"That is incredibly disappointing. We offered all of those parties an opportunity to meet with the Irish language community to discuss these issues. Again, our correspondence was met with silence. That shows an incredible lack of respect to Irish speaking families, learners and Irish language schools that exist and are flourishing right across the community.

"To those parties who have signed up to the #Gaelvóta Irish language commitments, we thank you for your ongoing support and we look forward to meeting you in the coming weeks to discuss making those commitments an immediate reality."

Of those standing in West Belfast, the DUP, TUV, UUP, Workers' Party and independent candidate Tony Mallon did not respond to Conradh na Gaeilge's campaign.

The IRSP, whose West Belfast candidate is an Irish speaker, did not commit but pledged to help the Irish language community. 

"We have no interest in keeping these institutions running," it said. "It is our main aim to use any seat we may win to help all members of the community who have been failed by the system, just like the Irish language community in this city.”

Sinn Féin, the Alliance Party and Greens ruled out a commitment to prioritising the Communities and Education Ministries since Stormont Ministries are allocated and negotiated under the d'Hondt system. 

Similarly, People Before Profit ruled out a commitment on Ministries as the party says it is unlikely to be in a position to nominate any Executive Minsters.

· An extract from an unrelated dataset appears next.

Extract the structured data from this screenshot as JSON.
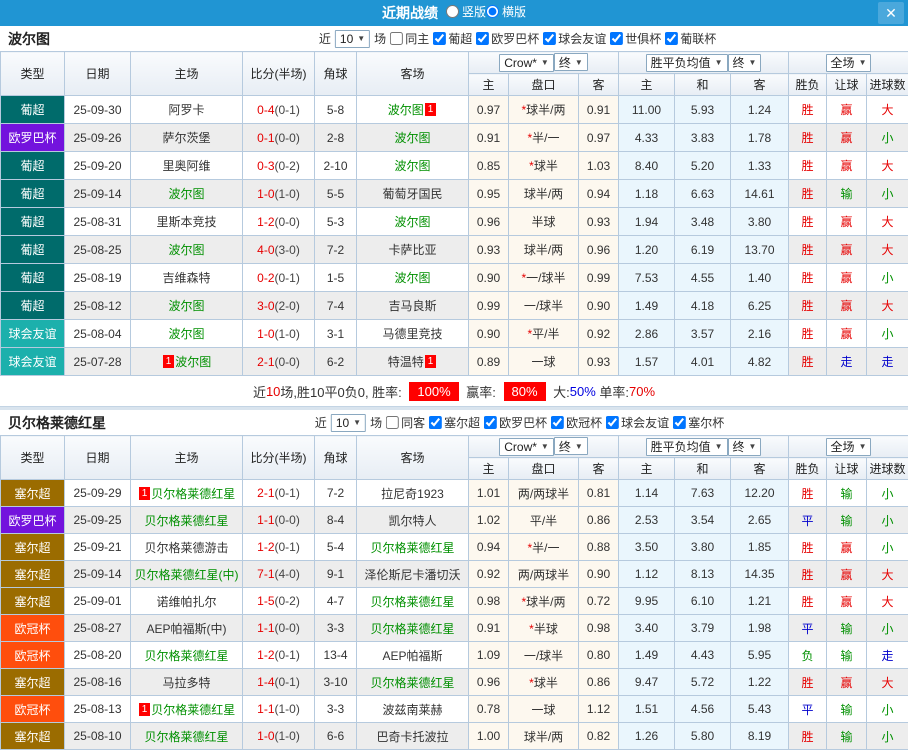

Aontú, the SDLP and Independent Gerard Burns committed to all five of Conradh na Gaeilge's demands.